Safe Shippers to Canada: “Don’t SpOIL Our Waters!” Comments due Nov 20, 2018.

NEB Comments Nov 20 2018


Since 2014, Safe Shippers have been sending comment letters to Canada’s National Energy Board (NEB) in order to protect our shorelines and our Southern Resident Killer Whales (SRKW) from the Trans Mountain Pipeline Expansion project — the vessels from which would be carrying diluted bitumen (dilbit) Alberta Tar Sands right through critical orca habitat.

Also since 2014, the Southern Resident orcas have lost 9 family members.

Today, we continue to tell the NEB that this project’s profit margin does not justify the risk of a dilbit spill in the Salish Sea, threatening the already fragile existence of the SRKWs.

Does this feel like déjà vu?
The Canadian courts quashed this project last August because the NEB failed to 1. Properly consult with First Nations, and 2. Adequately consider vessel impacts on marine wildlife. Trudeau is committed to seeing this project through, however, so he has asked the NEB to conduct a review redo.

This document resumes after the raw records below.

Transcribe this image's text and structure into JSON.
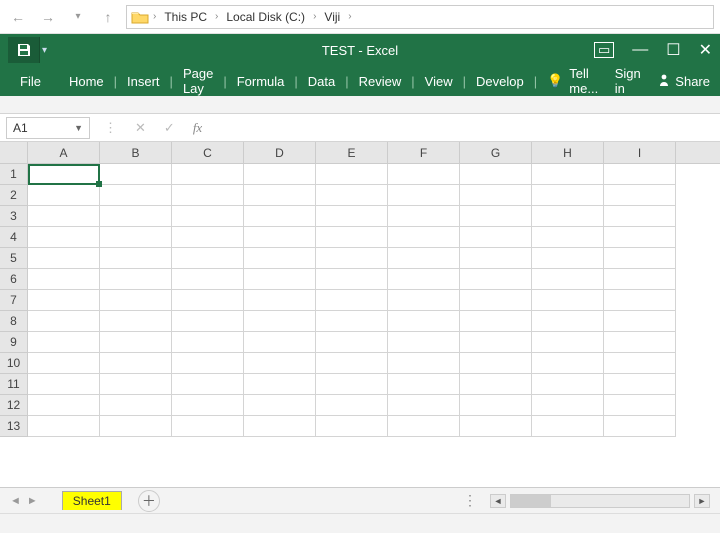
{
  "explorer": {
    "crumbs": [
      "This PC",
      "Local Disk (C:)",
      "Viji"
    ]
  },
  "window": {
    "title": "TEST - Excel"
  },
  "ribbon": {
    "file": "File",
    "tabs": [
      "Home",
      "Insert",
      "Page Lay",
      "Formula",
      "Data",
      "Review",
      "View",
      "Develop"
    ],
    "tellme": "Tell me...",
    "signin": "Sign in",
    "share": "Share"
  },
  "formula_bar": {
    "name_box": "A1",
    "fx": "fx"
  },
  "grid": {
    "columns": [
      "A",
      "B",
      "C",
      "D",
      "E",
      "F",
      "G",
      "H",
      "I"
    ],
    "rows": [
      "1",
      "2",
      "3",
      "4",
      "5",
      "6",
      "7",
      "8",
      "9",
      "10",
      "11",
      "12",
      "13"
    ],
    "selected": "A1"
  },
  "sheets": {
    "active": "Sheet1"
  }
}
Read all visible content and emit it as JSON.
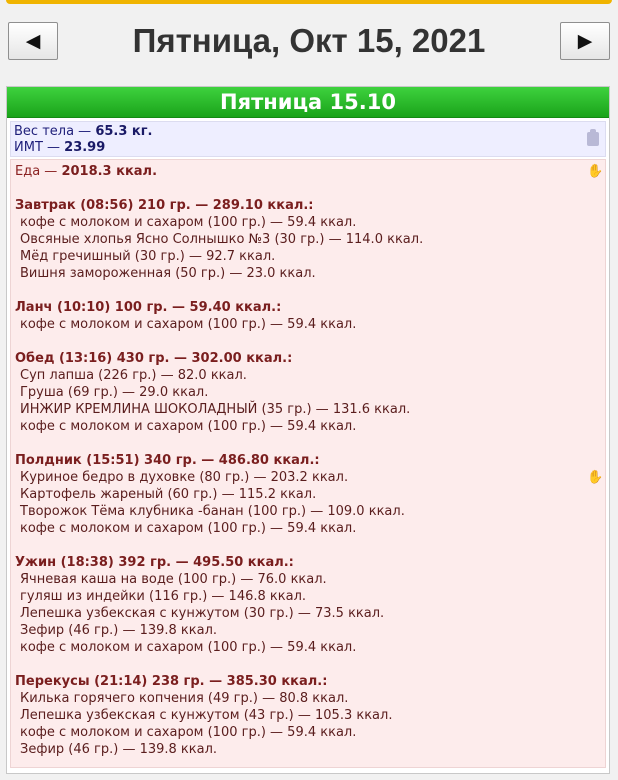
{
  "header": {
    "date_title": "Пятница, Окт 15, 2021",
    "prev_glyph": "◀",
    "next_glyph": "▶"
  },
  "day": {
    "title": "Пятница 15.10"
  },
  "body": {
    "weight_label": "Вес тела — ",
    "weight_value": "65.3 кг.",
    "bmi_label": "ИМТ — ",
    "bmi_value": "23.99"
  },
  "food": {
    "total_label": "Еда — ",
    "total_value": "2018.3 ккал.",
    "meals": [
      {
        "title": "Завтрак (08:56) 210 гр. — 289.10 ккал.:",
        "items": [
          "кофе с молоком и сахаром (100 гр.) — 59.4 ккал.",
          "Овсяные хлопья Ясно Солнышко №3 (30 гр.) — 114.0 ккал.",
          "Мёд гречишный (30 гр.) — 92.7 ккал.",
          "Вишня замороженная (50 гр.) — 23.0 ккал."
        ]
      },
      {
        "title": "Ланч (10:10) 100 гр. — 59.40 ккал.:",
        "items": [
          "кофе с молоком и сахаром (100 гр.) — 59.4 ккал."
        ]
      },
      {
        "title": "Обед (13:16) 430 гр. — 302.00 ккал.:",
        "items": [
          "Суп лапша (226 гр.) — 82.0 ккал.",
          "Груша (69 гр.) — 29.0 ккал.",
          "ИНЖИР КРЕМЛИНА ШОКОЛАДНЫЙ (35 гр.) — 131.6 ккал.",
          "кофе с молоком и сахаром (100 гр.) — 59.4 ккал."
        ]
      },
      {
        "title": "Полдник (15:51) 340 гр. — 486.80 ккал.:",
        "items": [
          "Куриное бедро в духовке (80 гр.) — 203.2 ккал.",
          "Картофель жареный (60 гр.) — 115.2 ккал.",
          "Творожок Тёма клубника -банан (100 гр.) — 109.0 ккал.",
          "кофе с молоком и сахаром (100 гр.) — 59.4 ккал."
        ]
      },
      {
        "title": "Ужин (18:38) 392 гр. — 495.50 ккал.:",
        "items": [
          "Ячневая каша на воде (100 гр.) — 76.0 ккал.",
          "гуляш из индейки (116 гр.) — 146.8 ккал.",
          "Лепешка узбекская с кунжутом (30 гр.) — 73.5 ккал.",
          "Зефир (46 гр.) — 139.8 ккал.",
          "кофе с молоком и сахаром (100 гр.) — 59.4 ккал."
        ]
      },
      {
        "title": "Перекусы (21:14) 238 гр. — 385.30 ккал.:",
        "items": [
          "Килька горячего копчения (49 гр.) — 80.8 ккал.",
          "Лепешка узбекская с кунжутом (43 гр.) — 105.3 ккал.",
          "кофе с молоком и сахаром (100 гр.) — 59.4 ккал.",
          "Зефир (46 гр.) — 139.8 ккал."
        ]
      }
    ]
  }
}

This is another chance for us to protect the orca. Please send in your comments asking the NEB to address the full costs of this project’s risks and impacts.


COMMENT DEADLINE: Tuesday, November 20, 2018

Submit your comment letter directly to the NEB — online or by fax.

• NEB Fax: 403-292-5503 or toll-free at 1-877-288-8803
(Plan for possible last-minute submissions to tie up the phone line)
Note: If you are unable to send a fax, Friends of the San Juans will send it for you. Please send your document by email to or bring a paper copy to their office (650 Mullis Street, Suite 201, Friday Harbor) by noon on Monday, November 19.

You may also send (and customize) this form letter provided on’s website:
All comments must include:
• Hearing Order MH-052-2018 and File OF-Fac-Oil-T260-2013-03 59
• Your name, mailing address, and phone number



An oil spill risk analysis commissioned by the Tsleil-Waututh Nation found that in a 50-year time period there is a 37% likelihood of a project tanker-related large spill (>10,000 barrels) and a 29% chance of a “worst case” spill (103,782 barrels) along the project’s vessel traffic route from Burrard Inlet to Georgia Strait, though Boundary Pass and Haro Strait, and the Strait of Juan de Fuca.
Note: The Trans Mountain Pipeline and shipping facilities are located within Tsleil-Waututh traditional territory in Burrard Inlet.

CBC News: “Ottawa gives pipeline regulator 22 weeks to review Trans Mountain expansion project”

Financial Post: “Timeline: Key dates in the history of the Trans Mountain pipeline”

Vancouver Sun: “Protesters wanting more for killer whales confront Environment Minister in B.C.”

Interactive webpage: The Globe and Mail: “What the Trans Mountain pipeline will mean for B.C.’s coast”